» **The task**: Repeat the entries word for word. Leave nothing out.

» **Working data**:
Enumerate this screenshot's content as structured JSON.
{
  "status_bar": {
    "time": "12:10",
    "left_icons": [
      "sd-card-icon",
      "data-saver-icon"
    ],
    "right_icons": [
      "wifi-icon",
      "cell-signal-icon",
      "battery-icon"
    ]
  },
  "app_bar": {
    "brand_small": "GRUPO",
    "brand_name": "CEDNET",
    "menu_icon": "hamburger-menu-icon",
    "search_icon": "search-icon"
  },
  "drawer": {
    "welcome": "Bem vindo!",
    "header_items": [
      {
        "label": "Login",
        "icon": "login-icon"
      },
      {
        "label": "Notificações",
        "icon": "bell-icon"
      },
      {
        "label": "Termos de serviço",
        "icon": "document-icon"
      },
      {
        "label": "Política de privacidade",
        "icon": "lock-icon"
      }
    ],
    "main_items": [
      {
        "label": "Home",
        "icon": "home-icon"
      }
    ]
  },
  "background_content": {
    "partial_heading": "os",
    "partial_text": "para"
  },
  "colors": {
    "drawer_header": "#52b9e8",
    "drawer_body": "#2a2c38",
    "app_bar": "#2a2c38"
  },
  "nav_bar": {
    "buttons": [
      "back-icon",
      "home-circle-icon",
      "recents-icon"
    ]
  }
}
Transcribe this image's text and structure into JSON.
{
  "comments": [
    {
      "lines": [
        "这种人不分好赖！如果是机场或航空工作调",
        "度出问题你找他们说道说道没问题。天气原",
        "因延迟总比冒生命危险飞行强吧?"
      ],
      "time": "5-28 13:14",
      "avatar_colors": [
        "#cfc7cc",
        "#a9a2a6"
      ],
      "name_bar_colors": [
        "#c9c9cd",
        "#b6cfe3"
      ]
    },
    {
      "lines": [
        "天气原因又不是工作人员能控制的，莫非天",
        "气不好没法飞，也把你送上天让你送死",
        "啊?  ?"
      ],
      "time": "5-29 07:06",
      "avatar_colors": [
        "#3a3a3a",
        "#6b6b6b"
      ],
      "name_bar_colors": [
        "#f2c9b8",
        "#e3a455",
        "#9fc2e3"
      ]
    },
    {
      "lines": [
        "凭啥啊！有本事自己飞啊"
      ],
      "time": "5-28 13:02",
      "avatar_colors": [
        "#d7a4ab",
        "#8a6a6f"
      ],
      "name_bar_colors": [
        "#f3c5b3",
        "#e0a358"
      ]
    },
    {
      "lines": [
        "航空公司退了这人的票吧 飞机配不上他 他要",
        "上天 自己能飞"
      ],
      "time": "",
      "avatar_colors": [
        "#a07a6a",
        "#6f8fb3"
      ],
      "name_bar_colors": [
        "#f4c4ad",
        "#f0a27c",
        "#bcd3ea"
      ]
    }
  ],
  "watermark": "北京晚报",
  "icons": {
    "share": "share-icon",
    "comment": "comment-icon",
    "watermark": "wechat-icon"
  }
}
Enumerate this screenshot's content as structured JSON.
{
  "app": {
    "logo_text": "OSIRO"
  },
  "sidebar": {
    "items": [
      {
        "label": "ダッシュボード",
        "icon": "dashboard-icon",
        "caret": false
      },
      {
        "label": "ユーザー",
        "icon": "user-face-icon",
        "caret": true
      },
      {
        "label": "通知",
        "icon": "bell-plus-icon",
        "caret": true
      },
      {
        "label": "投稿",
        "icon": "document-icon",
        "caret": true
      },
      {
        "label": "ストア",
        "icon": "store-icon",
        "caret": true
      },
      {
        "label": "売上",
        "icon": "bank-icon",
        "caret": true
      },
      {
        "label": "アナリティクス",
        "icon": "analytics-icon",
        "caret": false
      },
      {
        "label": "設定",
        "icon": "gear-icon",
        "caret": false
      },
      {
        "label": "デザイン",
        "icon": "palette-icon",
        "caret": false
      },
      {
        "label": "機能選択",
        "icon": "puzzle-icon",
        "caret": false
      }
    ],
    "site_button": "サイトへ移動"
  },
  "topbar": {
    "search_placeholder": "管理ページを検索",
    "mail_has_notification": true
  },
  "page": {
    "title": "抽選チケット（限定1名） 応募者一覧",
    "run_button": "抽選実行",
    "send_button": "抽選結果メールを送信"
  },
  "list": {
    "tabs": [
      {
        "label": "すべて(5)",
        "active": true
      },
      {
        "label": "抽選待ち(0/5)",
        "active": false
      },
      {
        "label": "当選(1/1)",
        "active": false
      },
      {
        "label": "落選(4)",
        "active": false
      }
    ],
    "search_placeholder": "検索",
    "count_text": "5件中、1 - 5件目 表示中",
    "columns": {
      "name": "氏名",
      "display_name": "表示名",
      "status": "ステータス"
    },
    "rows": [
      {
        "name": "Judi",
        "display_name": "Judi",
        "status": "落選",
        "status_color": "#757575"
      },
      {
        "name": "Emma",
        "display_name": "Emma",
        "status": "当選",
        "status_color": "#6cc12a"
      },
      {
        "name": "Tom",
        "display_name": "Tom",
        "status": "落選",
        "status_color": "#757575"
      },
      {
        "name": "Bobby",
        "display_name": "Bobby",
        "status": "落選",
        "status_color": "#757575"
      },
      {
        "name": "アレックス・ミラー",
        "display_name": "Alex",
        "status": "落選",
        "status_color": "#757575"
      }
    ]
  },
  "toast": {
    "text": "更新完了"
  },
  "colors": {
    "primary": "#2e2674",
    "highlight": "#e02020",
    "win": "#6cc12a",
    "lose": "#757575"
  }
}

» **Your response**:
Enumerate this screenshot's content as structured JSON.
{
  "status_bar": {
    "time": "12:10",
    "left_icons": [
      "sd-card-icon",
      "data-saver-icon"
    ],
    "right_icons": [
      "wifi-icon",
      "cell-signal-icon",
      "battery-icon"
    ]
  },
  "app_bar": {
    "brand_small": "GRUPO",
    "brand_name": "CEDNET",
    "menu_icon": "hamburger-menu-icon",
    "search_icon": "search-icon"
  },
  "drawer": {
    "welcome": "Bem vindo!",
    "header_items": [
      {
        "label": "Login",
        "icon": "login-icon"
      },
      {
        "label": "Notificações",
        "icon": "bell-icon"
      },
      {
        "label": "Termos de serviço",
        "icon": "document-icon"
      },
      {
        "label": "Política de privacidade",
        "icon": "lock-icon"
      }
    ],
    "main_items": [
      {
        "label": "Home",
        "icon": "home-icon"
      }
    ]
  },
  "background_content": {
    "partial_heading": "os",
    "partial_text": "para"
  },
  "colors": {
    "drawer_header": "#52b9e8",
    "drawer_body": "#2a2c38",
    "app_bar": "#2a2c38"
  },
  "nav_bar": {
    "buttons": [
      "back-icon",
      "home-circle-icon",
      "recents-icon"
    ]
  }
}
Transcribe this image's text and structure into JSON.
{
  "comments": [
    {
      "lines": [
        "这种人不分好赖！如果是机场或航空工作调",
        "度出问题你找他们说道说道没问题。天气原",
        "因延迟总比冒生命危险飞行强吧?"
      ],
      "time": "5-28 13:14",
      "avatar_colors": [
        "#cfc7cc",
        "#a9a2a6"
      ],
      "name_bar_colors": [
        "#c9c9cd",
        "#b6cfe3"
      ]
    },
    {
      "lines": [
        "天气原因又不是工作人员能控制的，莫非天",
        "气不好没法飞，也把你送上天让你送死",
        "啊?  ?"
      ],
      "time": "5-29 07:06",
      "avatar_colors": [
        "#3a3a3a",
        "#6b6b6b"
      ],
      "name_bar_colors": [
        "#f2c9b8",
        "#e3a455",
        "#9fc2e3"
      ]
    },
    {
      "lines": [
        "凭啥啊！有本事自己飞啊"
      ],
      "time": "5-28 13:02",
      "avatar_colors": [
        "#d7a4ab",
        "#8a6a6f"
      ],
      "name_bar_colors": [
        "#f3c5b3",
        "#e0a358"
      ]
    },
    {
      "lines": [
        "航空公司退了这人的票吧 飞机配不上他 他要",
        "上天 自己能飞"
      ],
      "time": "",
      "avatar_colors": [
        "#a07a6a",
        "#6f8fb3"
      ],
      "name_bar_colors": [
        "#f4c4ad",
        "#f0a27c",
        "#bcd3ea"
      ]
    }
  ],
  "watermark": "北京晚报",
  "icons": {
    "share": "share-icon",
    "comment": "comment-icon",
    "watermark": "wechat-icon"
  }
}
Enumerate this screenshot's content as structured JSON.
{
  "app": {
    "logo_text": "OSIRO"
  },
  "sidebar": {
    "items": [
      {
        "label": "ダッシュボード",
        "icon": "dashboard-icon",
        "caret": false
      },
      {
        "label": "ユーザー",
        "icon": "user-face-icon",
        "caret": true
      },
      {
        "label": "通知",
        "icon": "bell-plus-icon",
        "caret": true
      },
      {
        "label": "投稿",
        "icon": "document-icon",
        "caret": true
      },
      {
        "label": "ストア",
        "icon": "store-icon",
        "caret": true
      },
      {
        "label": "売上",
        "icon": "bank-icon",
        "caret": true
      },
      {
        "label": "アナリティクス",
        "icon": "analytics-icon",
        "caret": false
      },
      {
        "label": "設定",
        "icon": "gear-icon",
        "caret": false
      },
      {
        "label": "デザイン",
        "icon": "palette-icon",
        "caret": false
      },
      {
        "label": "機能選択",
        "icon": "puzzle-icon",
        "caret": false
      }
    ],
    "site_button": "サイトへ移動"
  },
  "topbar": {
    "search_placeholder": "管理ページを検索",
    "mail_has_notification": true
  },
  "page": {
    "title": "抽選チケット（限定1名） 応募者一覧",
    "run_button": "抽選実行",
    "send_button": "抽選結果メールを送信"
  },
  "list": {
    "tabs": [
      {
        "label": "すべて(5)",
        "active": true
      },
      {
        "label": "抽選待ち(0/5)",
        "active": false
      },
      {
        "label": "当選(1/1)",
        "active": false
      },
      {
        "label": "落選(4)",
        "active": false
      }
    ],
    "search_placeholder": "検索",
    "count_text": "5件中、1 - 5件目 表示中",
    "columns": {
      "name": "氏名",
      "display_name": "表示名",
      "status": "ステータス"
    },
    "rows": [
      {
        "name": "Judi",
        "display_name": "Judi",
        "status": "落選",
        "status_color": "#757575"
      },
      {
        "name": "Emma",
        "display_name": "Emma",
        "status": "当選",
        "status_color": "#6cc12a"
      },
      {
        "name": "Tom",
        "display_name": "Tom",
        "status": "落選",
        "status_color": "#757575"
      },
      {
        "name": "Bobby",
        "display_name": "Bobby",
        "status": "落選",
        "status_color": "#757575"
      },
      {
        "name": "アレックス・ミラー",
        "display_name": "Alex",
        "status": "落選",
        "status_color": "#757575"
      }
    ]
  },
  "toast": {
    "text": "更新完了"
  },
  "colors": {
    "primary": "#2e2674",
    "highlight": "#e02020",
    "win": "#6cc12a",
    "lose": "#757575"
  }
}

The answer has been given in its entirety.